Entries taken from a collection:
__________
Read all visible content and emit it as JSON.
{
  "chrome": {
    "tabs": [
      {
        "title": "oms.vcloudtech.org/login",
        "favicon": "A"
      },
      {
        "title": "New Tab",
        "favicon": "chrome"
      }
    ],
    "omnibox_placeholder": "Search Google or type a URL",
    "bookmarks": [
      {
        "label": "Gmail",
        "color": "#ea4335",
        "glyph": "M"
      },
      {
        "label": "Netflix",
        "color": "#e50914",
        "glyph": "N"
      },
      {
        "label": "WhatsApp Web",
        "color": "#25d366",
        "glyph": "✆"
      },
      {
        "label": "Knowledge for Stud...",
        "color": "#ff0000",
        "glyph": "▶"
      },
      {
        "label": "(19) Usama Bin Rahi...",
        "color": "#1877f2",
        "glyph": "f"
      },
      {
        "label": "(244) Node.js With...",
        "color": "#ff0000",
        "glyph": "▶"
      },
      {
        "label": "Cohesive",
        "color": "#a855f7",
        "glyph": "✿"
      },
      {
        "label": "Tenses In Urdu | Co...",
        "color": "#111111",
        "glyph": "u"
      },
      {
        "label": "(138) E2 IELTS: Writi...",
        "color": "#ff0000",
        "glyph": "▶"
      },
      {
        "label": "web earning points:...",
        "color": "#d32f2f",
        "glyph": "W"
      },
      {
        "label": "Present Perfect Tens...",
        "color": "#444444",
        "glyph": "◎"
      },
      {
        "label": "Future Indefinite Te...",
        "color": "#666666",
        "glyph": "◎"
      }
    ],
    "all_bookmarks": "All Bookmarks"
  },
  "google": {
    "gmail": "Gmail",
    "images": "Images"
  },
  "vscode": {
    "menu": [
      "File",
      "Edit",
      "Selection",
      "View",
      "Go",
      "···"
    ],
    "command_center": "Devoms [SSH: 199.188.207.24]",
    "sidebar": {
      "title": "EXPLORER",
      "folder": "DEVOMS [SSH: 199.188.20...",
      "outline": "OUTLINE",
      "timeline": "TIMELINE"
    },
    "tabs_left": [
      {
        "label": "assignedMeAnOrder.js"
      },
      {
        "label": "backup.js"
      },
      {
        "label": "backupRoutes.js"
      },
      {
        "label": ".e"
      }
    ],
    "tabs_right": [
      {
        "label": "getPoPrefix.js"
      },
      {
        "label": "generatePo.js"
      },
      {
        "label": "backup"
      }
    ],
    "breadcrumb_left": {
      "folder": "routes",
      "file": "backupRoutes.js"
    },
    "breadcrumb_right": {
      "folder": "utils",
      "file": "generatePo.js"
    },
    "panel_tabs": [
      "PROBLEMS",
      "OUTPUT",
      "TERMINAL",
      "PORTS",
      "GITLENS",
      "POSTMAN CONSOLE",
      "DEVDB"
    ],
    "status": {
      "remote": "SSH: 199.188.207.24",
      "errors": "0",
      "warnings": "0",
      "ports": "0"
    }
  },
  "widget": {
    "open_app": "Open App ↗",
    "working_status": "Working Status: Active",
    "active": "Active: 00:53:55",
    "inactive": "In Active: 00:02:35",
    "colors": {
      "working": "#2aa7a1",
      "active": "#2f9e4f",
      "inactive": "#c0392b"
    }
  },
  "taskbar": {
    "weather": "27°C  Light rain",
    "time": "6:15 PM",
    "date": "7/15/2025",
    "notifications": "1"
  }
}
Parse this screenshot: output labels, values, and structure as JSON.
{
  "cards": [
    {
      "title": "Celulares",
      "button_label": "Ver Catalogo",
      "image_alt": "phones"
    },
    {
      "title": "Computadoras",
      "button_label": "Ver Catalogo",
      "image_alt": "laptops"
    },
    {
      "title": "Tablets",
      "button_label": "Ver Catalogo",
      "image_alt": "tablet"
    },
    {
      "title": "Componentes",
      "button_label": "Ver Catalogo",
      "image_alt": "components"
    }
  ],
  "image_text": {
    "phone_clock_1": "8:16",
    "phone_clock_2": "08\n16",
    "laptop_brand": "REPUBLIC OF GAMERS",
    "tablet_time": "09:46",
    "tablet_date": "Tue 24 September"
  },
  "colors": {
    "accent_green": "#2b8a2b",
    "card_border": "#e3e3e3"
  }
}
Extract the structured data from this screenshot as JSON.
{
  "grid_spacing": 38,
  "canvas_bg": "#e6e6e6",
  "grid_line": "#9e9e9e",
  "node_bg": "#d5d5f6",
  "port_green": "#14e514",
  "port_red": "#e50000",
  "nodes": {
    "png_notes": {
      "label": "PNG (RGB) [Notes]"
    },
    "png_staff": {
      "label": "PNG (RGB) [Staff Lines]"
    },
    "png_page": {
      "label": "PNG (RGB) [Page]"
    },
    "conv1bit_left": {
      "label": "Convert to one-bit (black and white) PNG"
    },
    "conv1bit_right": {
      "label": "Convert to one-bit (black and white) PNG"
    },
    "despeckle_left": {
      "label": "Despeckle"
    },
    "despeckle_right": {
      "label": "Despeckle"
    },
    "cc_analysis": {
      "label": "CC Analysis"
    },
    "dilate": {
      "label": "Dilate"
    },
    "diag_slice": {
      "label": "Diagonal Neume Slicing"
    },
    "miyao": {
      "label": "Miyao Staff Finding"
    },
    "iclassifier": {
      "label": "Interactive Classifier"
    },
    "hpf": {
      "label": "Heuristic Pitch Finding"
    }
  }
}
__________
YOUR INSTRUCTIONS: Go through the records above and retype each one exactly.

RESULT OF THE EXERCISE:
Read all visible content and emit it as JSON.
{
  "chrome": {
    "tabs": [
      {
        "title": "oms.vcloudtech.org/login",
        "favicon": "A"
      },
      {
        "title": "New Tab",
        "favicon": "chrome"
      }
    ],
    "omnibox_placeholder": "Search Google or type a URL",
    "bookmarks": [
      {
        "label": "Gmail",
        "color": "#ea4335",
        "glyph": "M"
      },
      {
        "label": "Netflix",
        "color": "#e50914",
        "glyph": "N"
      },
      {
        "label": "WhatsApp Web",
        "color": "#25d366",
        "glyph": "✆"
      },
      {
        "label": "Knowledge for Stud...",
        "color": "#ff0000",
        "glyph": "▶"
      },
      {
        "label": "(19) Usama Bin Rahi...",
        "color": "#1877f2",
        "glyph": "f"
      },
      {
        "label": "(244) Node.js With...",
        "color": "#ff0000",
        "glyph": "▶"
      },
      {
        "label": "Cohesive",
        "color": "#a855f7",
        "glyph": "✿"
      },
      {
        "label": "Tenses In Urdu | Co...",
        "color": "#111111",
        "glyph": "u"
      },
      {
        "label": "(138) E2 IELTS: Writi...",
        "color": "#ff0000",
        "glyph": "▶"
      },
      {
        "label": "web earning points:...",
        "color": "#d32f2f",
        "glyph": "W"
      },
      {
        "label": "Present Perfect Tens...",
        "color": "#444444",
        "glyph": "◎"
      },
      {
        "label": "Future Indefinite Te...",
        "color": "#666666",
        "glyph": "◎"
      }
    ],
    "all_bookmarks": "All Bookmarks"
  },
  "google": {
    "gmail": "Gmail",
    "images": "Images"
  },
  "vscode": {
    "menu": [
      "File",
      "Edit",
      "Selection",
      "View",
      "Go",
      "···"
    ],
    "command_center": "Devoms [SSH: 199.188.207.24]",
    "sidebar": {
      "title": "EXPLORER",
      "folder": "DEVOMS [SSH: 199.188.20...",
      "outline": "OUTLINE",
      "timeline": "TIMELINE"
    },
    "tabs_left": [
      {
        "label": "assignedMeAnOrder.js"
      },
      {
        "label": "backup.js"
      },
      {
        "label": "backupRoutes.js"
      },
      {
        "label": ".e"
      }
    ],
    "tabs_right": [
      {
        "label": "getPoPrefix.js"
      },
      {
        "label": "generatePo.js"
      },
      {
        "label": "backup"
      }
    ],
    "breadcrumb_left": {
      "folder": "routes",
      "file": "backupRoutes.js"
    },
    "breadcrumb_right": {
      "folder": "utils",
      "file": "generatePo.js"
    },
    "panel_tabs": [
      "PROBLEMS",
      "OUTPUT",
      "TERMINAL",
      "PORTS",
      "GITLENS",
      "POSTMAN CONSOLE",
      "DEVDB"
    ],
    "status": {
      "remote": "SSH: 199.188.207.24",
      "errors": "0",
      "warnings": "0",
      "ports": "0"
    }
  },
  "widget": {
    "open_app": "Open App ↗",
    "working_status": "Working Status: Active",
    "active": "Active: 00:53:55",
    "inactive": "In Active: 00:02:35",
    "colors": {
      "working": "#2aa7a1",
      "active": "#2f9e4f",
      "inactive": "#c0392b"
    }
  },
  "taskbar": {
    "weather": "27°C  Light rain",
    "time": "6:15 PM",
    "date": "7/15/2025",
    "notifications": "1"
  }
}
Parse this screenshot: output labels, values, and structure as JSON.
{
  "cards": [
    {
      "title": "Celulares",
      "button_label": "Ver Catalogo",
      "image_alt": "phones"
    },
    {
      "title": "Computadoras",
      "button_label": "Ver Catalogo",
      "image_alt": "laptops"
    },
    {
      "title": "Tablets",
      "button_label": "Ver Catalogo",
      "image_alt": "tablet"
    },
    {
      "title": "Componentes",
      "button_label": "Ver Catalogo",
      "image_alt": "components"
    }
  ],
  "image_text": {
    "phone_clock_1": "8:16",
    "phone_clock_2": "08\n16",
    "laptop_brand": "REPUBLIC OF GAMERS",
    "tablet_time": "09:46",
    "tablet_date": "Tue 24 September"
  },
  "colors": {
    "accent_green": "#2b8a2b",
    "card_border": "#e3e3e3"
  }
}
Extract the structured data from this screenshot as JSON.
{
  "grid_spacing": 38,
  "canvas_bg": "#e6e6e6",
  "grid_line": "#9e9e9e",
  "node_bg": "#d5d5f6",
  "port_green": "#14e514",
  "port_red": "#e50000",
  "nodes": {
    "png_notes": {
      "label": "PNG (RGB) [Notes]"
    },
    "png_staff": {
      "label": "PNG (RGB) [Staff Lines]"
    },
    "png_page": {
      "label": "PNG (RGB) [Page]"
    },
    "conv1bit_left": {
      "label": "Convert to one-bit (black and white) PNG"
    },
    "conv1bit_right": {
      "label": "Convert to one-bit (black and white) PNG"
    },
    "despeckle_left": {
      "label": "Despeckle"
    },
    "despeckle_right": {
      "label": "Despeckle"
    },
    "cc_analysis": {
      "label": "CC Analysis"
    },
    "dilate": {
      "label": "Dilate"
    },
    "diag_slice": {
      "label": "Diagonal Neume Slicing"
    },
    "miyao": {
      "label": "Miyao Staff Finding"
    },
    "iclassifier": {
      "label": "Interactive Classifier"
    },
    "hpf": {
      "label": "Heuristic Pitch Finding"
    }
  }
}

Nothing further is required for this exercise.